- Chien CC, Yen BL, Lee FK, Lai TH, Chen YC, Chan SH, Huang HI: In vitro differentiation of human placenta-derived multipotent cells into hepatocyte-like cells. Stem Cells. 2006, 24: 1759-1768. 10.1634/stemcells.2005-0521.View ArticlePubMedGoogle Scholar
- Prigozhina TB, Khitrin S, Elkin G, Eizik O, Morecki S, Slavin S: Mesenchymal stromal cells lose their immunosuppressive potential after allotransplantation. Exp Hematol. 2008, 36: 1370-1376. 10.1016/j.exphem.2008.04.022.View ArticlePubMedGoogle Scholar
- Semenov OV, Koestenbauer S, Riegel M, Zech N, Zimmermann R, Zisch AH, Malek A: Multipotent mesenchymal stem cells from human placenta: critical parameters for isolation and maintenance of stemness after isolation. Am J Obstet Gynecol. 2010, 202: 193 e191-193 e113.View ArticleGoogle Scholar
- Liedtke S, Enczmann J, Waclawczyk S, Wernet P, Kogler G: Oct4 and its pseudogenes confuse stem cell research.
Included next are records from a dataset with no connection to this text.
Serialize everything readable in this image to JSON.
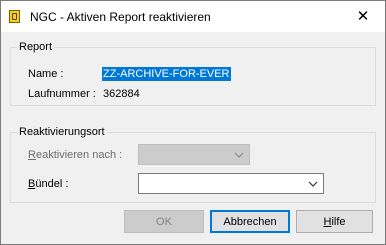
{
  "window": {
    "title": "NGC - Aktiven Report reaktivieren",
    "close_symbol": "✕"
  },
  "report_group": {
    "title": "Report",
    "name_label": "Name :",
    "name_value": "ZZ-ARCHIVE-FOR-EVER",
    "number_label": "Laufnummer :",
    "number_value": "362884"
  },
  "reactivation_group": {
    "title": "Reaktivierungsort",
    "reactivate_label_first": "R",
    "reactivate_label_rest": "eaktivieren nach :",
    "reactivate_value": "",
    "bundle_label_first": "B",
    "bundle_label_rest": "ündel :",
    "bundle_value": ""
  },
  "buttons": {
    "ok": "OK",
    "cancel": "Abbrechen",
    "help_first": "H",
    "help_rest": "ilfe"
  },
  "colors": {
    "selection": "#0078d7",
    "dialog_bg": "#f0f0f0",
    "default_button_border": "#0078d7"
  },
  "icons": {
    "app": "report-app-icon",
    "close": "close-icon",
    "dropdown": "chevron-down-icon"
  }
}
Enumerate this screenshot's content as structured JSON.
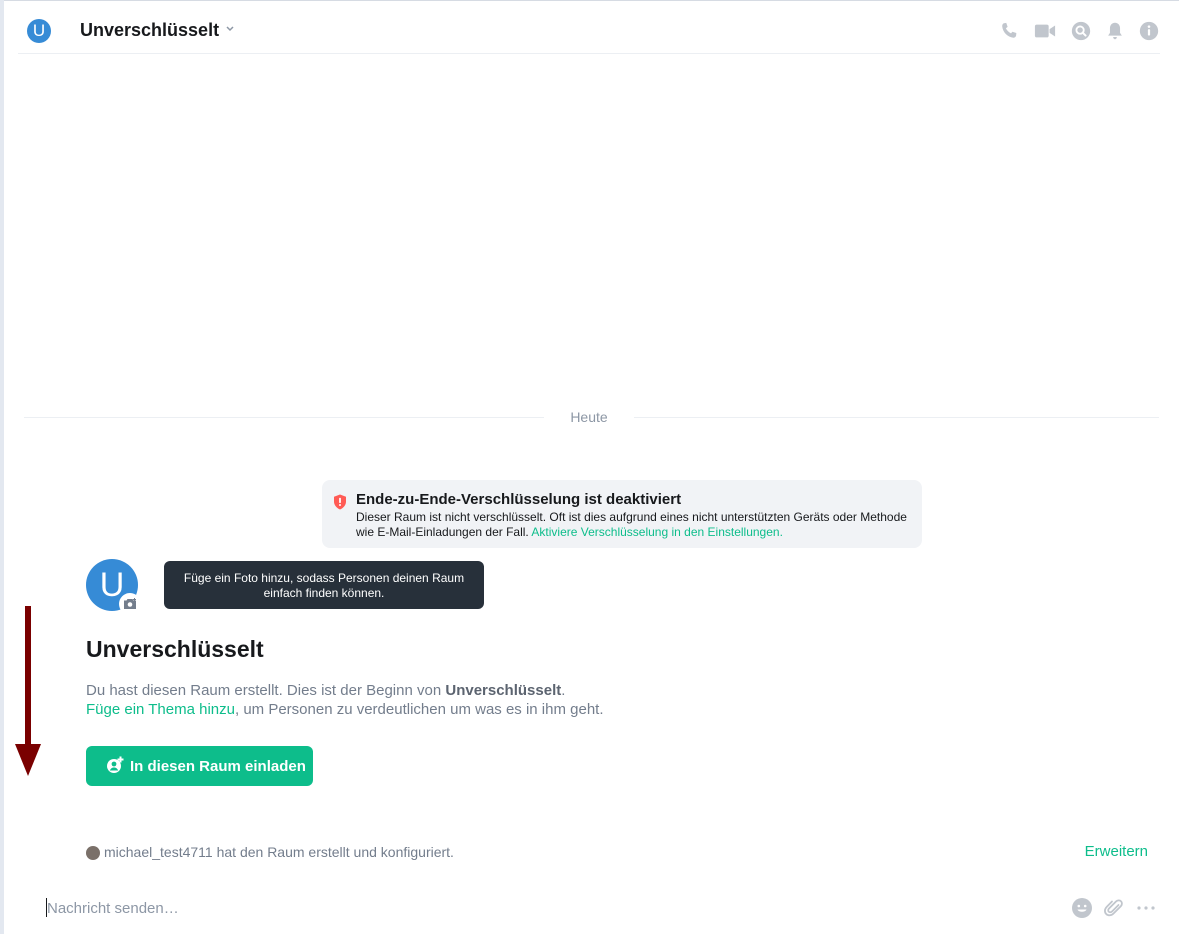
{
  "header": {
    "avatar_letter": "U",
    "room_name": "Unverschlüsselt",
    "icons": [
      "phone-icon",
      "video-icon",
      "search-icon",
      "bell-icon",
      "info-icon"
    ]
  },
  "timeline": {
    "date_separator": "Heute"
  },
  "encryption_notice": {
    "title": "Ende-zu-Ende-Verschlüsselung ist deaktiviert",
    "description": "Dieser Raum ist nicht verschlüsselt. Oft ist dies aufgrund eines nicht unterstützten Geräts oder Methode wie E-Mail-Einladungen der Fall.",
    "link": "Aktiviere Verschlüsselung in den Einstellungen."
  },
  "room_intro": {
    "avatar_letter": "U",
    "tooltip": "Füge ein Foto hinzu, sodass Personen deinen Raum einfach finden können.",
    "title": "Unverschlüsselt",
    "created_prefix": "Du hast diesen Raum erstellt. Dies ist der Beginn von",
    "room_name_bold": "Unverschlüsselt",
    "created_suffix": ".",
    "topic_link": "Füge ein Thema hinzu",
    "topic_suffix": ", um Personen zu verdeutlichen um was es in ihm geht.",
    "invite_button": "In diesen Raum einladen"
  },
  "event_summary": {
    "text": "michael_test4711 hat den Raum erstellt und konfiguriert.",
    "expand": "Erweitern"
  },
  "composer": {
    "placeholder": "Nachricht senden…"
  },
  "colors": {
    "accent": "#0dbd8b",
    "avatar": "#368bd6",
    "warning": "#ff5b55",
    "annotation_arrow": "#7a0000"
  }
}
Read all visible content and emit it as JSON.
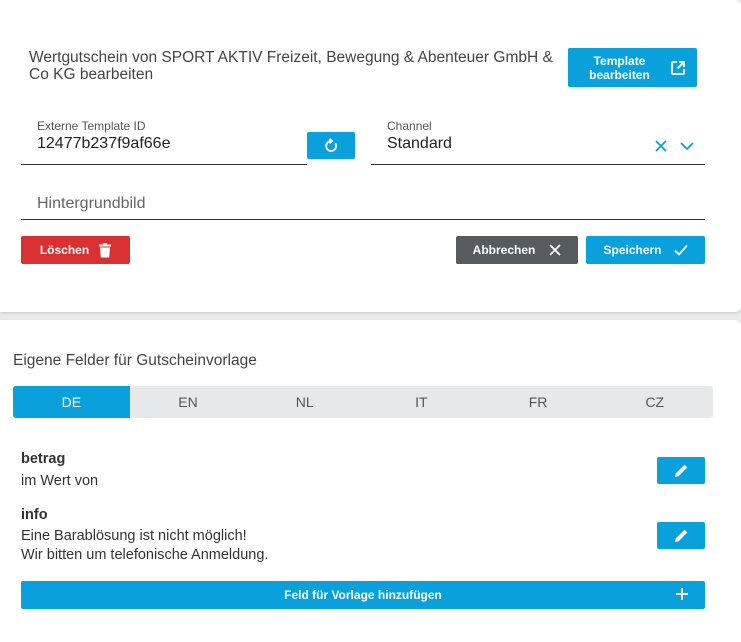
{
  "editor": {
    "title": "Wertgutschein von SPORT AKTIV Freizeit, Bewegung & Abenteuer GmbH & Co KG bearbeiten",
    "template_button_label": "Template bearbeiten",
    "external_id": {
      "label": "Externe Template ID",
      "value": "12477b237f9af66e"
    },
    "channel": {
      "label": "Channel",
      "value": "Standard"
    },
    "background": {
      "placeholder": "Hintergrundbild"
    },
    "delete_label": "Löschen",
    "cancel_label": "Abbrechen",
    "save_label": "Speichern"
  },
  "custom_fields": {
    "title": "Eigene Felder für Gutscheinvorlage",
    "tabs": [
      {
        "label": "DE",
        "active": true
      },
      {
        "label": "EN",
        "active": false
      },
      {
        "label": "NL",
        "active": false
      },
      {
        "label": "IT",
        "active": false
      },
      {
        "label": "FR",
        "active": false
      },
      {
        "label": "CZ",
        "active": false
      }
    ],
    "fields": [
      {
        "name": "betrag",
        "text_1": "im Wert von"
      },
      {
        "name": "info",
        "text_1": "Eine Barablösung ist nicht möglich!",
        "text_2": "Wir bitten um telefonische Anmeldung."
      }
    ],
    "add_label": "Feld für Vorlage hinzufügen"
  },
  "colors": {
    "primary": "#0aa0dc",
    "danger": "#d93131",
    "dark": "#565b5f"
  },
  "icons": [
    "external-link-icon",
    "refresh-icon",
    "close-icon",
    "chevron-down-icon",
    "trash-icon",
    "check-icon",
    "pencil-icon",
    "plus-icon"
  ]
}
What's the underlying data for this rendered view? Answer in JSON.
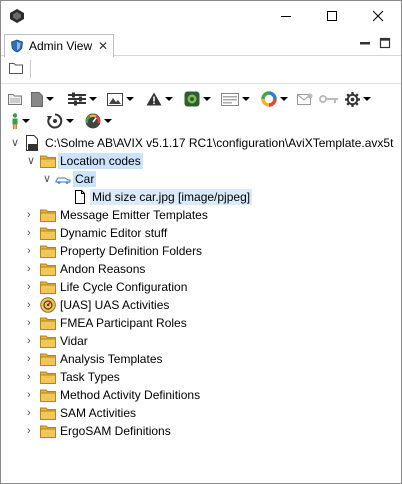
{
  "window": {
    "controls": {
      "minimize": "minimize",
      "maximize": "maximize",
      "close": "close"
    }
  },
  "tab": {
    "label": "Admin View",
    "close_glyph": "✕"
  },
  "tree": {
    "root": {
      "label": "C:\\Solme AB\\AVIX v5.1.17 RC1\\configuration\\AviXTemplate.avx5t"
    },
    "location_codes": {
      "label": "Location codes"
    },
    "car": {
      "label": "Car"
    },
    "car_image": {
      "label": "Mid size car.jpg [image/pjpeg]"
    },
    "items": [
      {
        "label": "Message Emitter Templates",
        "icon": "folder-icon"
      },
      {
        "label": "Dynamic Editor stuff",
        "icon": "folder-icon"
      },
      {
        "label": "Property Definition Folders",
        "icon": "folder-icon"
      },
      {
        "label": "Andon Reasons",
        "icon": "folder-icon"
      },
      {
        "label": "Life Cycle Configuration",
        "icon": "folder-icon"
      },
      {
        "label": "[UAS] UAS Activities",
        "icon": "uas-icon"
      },
      {
        "label": "FMEA Participant Roles",
        "icon": "folder-icon"
      },
      {
        "label": "Vidar",
        "icon": "folder-icon"
      },
      {
        "label": "Analysis Templates",
        "icon": "folder-icon"
      },
      {
        "label": "Task Types",
        "icon": "folder-icon"
      },
      {
        "label": "Method Activity Definitions",
        "icon": "folder-icon"
      },
      {
        "label": "SAM Activities",
        "icon": "folder-icon"
      },
      {
        "label": "ErgoSAM Definitions",
        "icon": "folder-icon"
      }
    ]
  },
  "colors": {
    "selection": "#cce4fb",
    "folder": "#e0b341",
    "folder_edge": "#b8860b"
  }
}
Cell Stem Cell. 2007, 1: 364-366. 10.1016/j.stem.2007.09.003.View ArticlePubMedGoogle Scholar
- Ryan JM, Pettit AR, Guillot PV, Chan JK, Fisk NM: Unravelling the pluripotency paradox in fetal and placental mesenchymal stem cells: Oct-4 expression and the case of the emperor’s new clothes. Stem Cell Reviews. 2013, 9: 408-421. 10.1007/s12015-011-9336-5.View ArticlePubMedGoogle Scholar
This article is published under license to BioMed Central Ltd. This is an Open Access article distributed under the terms of the Creative Commons Attribution License (http://creativecommons.org/licenses/by/4.0), which permits unrestricted use, distribution, and reproduction in any medium, provided the original work is properly credited. The Creative Commons Public Domain Dedication waiver (http://creativecommons.org/publicdomain/zero/1.0/) applies to the data made available in this article, unless otherwise stated.